• [Problem requirements]
Your answer must consist of every line from the data below that includes the word "CPIC".

• [Exercise material]
◆ ◆ ◆ ◆ ◆
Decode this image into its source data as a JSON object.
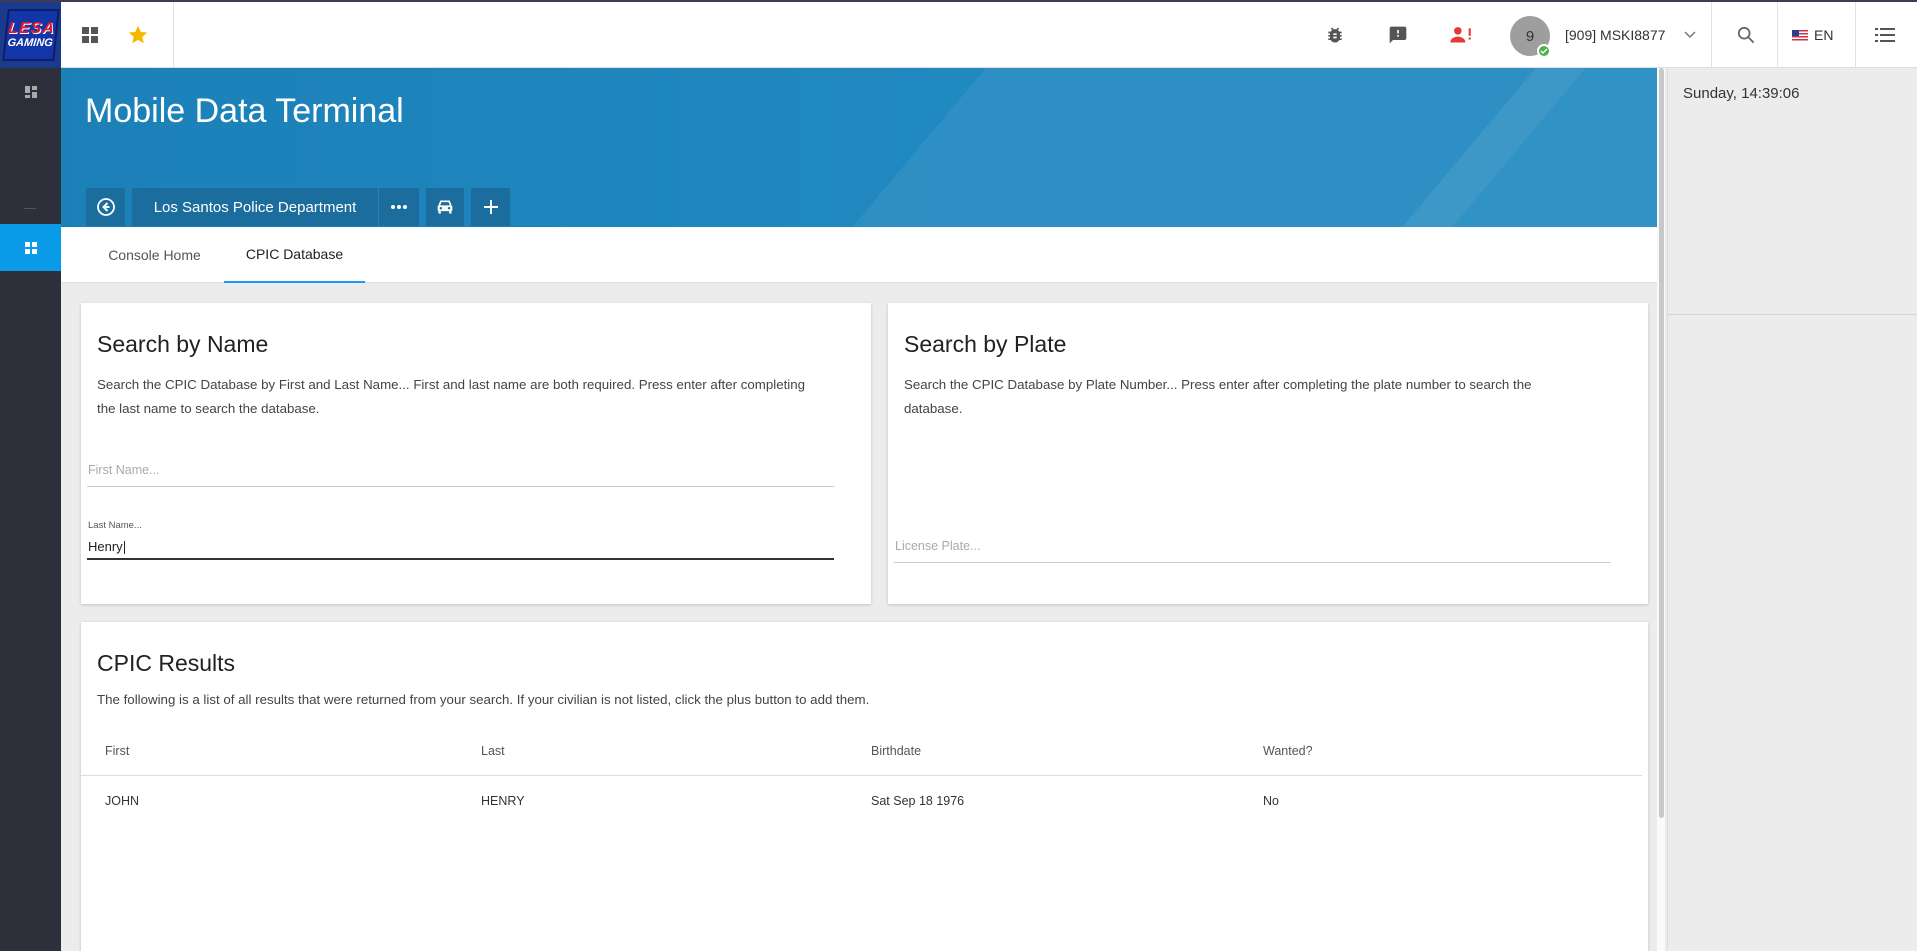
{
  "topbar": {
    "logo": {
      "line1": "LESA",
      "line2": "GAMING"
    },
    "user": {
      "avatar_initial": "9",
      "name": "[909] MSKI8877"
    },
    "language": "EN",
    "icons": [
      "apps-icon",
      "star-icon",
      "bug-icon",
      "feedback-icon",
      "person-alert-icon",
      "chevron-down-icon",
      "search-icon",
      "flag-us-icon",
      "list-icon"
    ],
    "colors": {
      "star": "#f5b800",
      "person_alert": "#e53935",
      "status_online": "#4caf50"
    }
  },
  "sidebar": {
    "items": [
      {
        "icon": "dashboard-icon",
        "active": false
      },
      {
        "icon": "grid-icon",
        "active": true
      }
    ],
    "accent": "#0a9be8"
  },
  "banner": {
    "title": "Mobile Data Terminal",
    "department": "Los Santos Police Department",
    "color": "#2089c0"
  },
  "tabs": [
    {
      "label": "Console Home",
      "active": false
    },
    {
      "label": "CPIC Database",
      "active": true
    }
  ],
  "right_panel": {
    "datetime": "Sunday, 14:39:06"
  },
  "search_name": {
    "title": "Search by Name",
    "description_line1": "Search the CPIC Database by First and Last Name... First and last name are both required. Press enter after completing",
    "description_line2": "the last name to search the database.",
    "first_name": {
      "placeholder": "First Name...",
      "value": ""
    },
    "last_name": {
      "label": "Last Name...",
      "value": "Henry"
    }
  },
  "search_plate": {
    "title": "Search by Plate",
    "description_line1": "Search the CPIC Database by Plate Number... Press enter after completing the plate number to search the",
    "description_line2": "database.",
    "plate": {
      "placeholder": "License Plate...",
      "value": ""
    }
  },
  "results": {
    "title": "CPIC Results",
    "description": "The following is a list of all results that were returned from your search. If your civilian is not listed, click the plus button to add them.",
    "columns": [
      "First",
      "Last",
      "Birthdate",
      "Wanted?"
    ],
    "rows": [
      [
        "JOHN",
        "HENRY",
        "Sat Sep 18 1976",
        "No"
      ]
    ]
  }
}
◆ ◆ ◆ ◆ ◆
• [Exercise output]
      "label": "CPIC Database",
    "description_line1": "Search the CPIC Database by First and Last Name... First and last name are both required. Press enter after completing",
    "description_line1": "Search the CPIC Database by Plate Number... Press enter after completing the plate number to search the",
    "title": "CPIC Results",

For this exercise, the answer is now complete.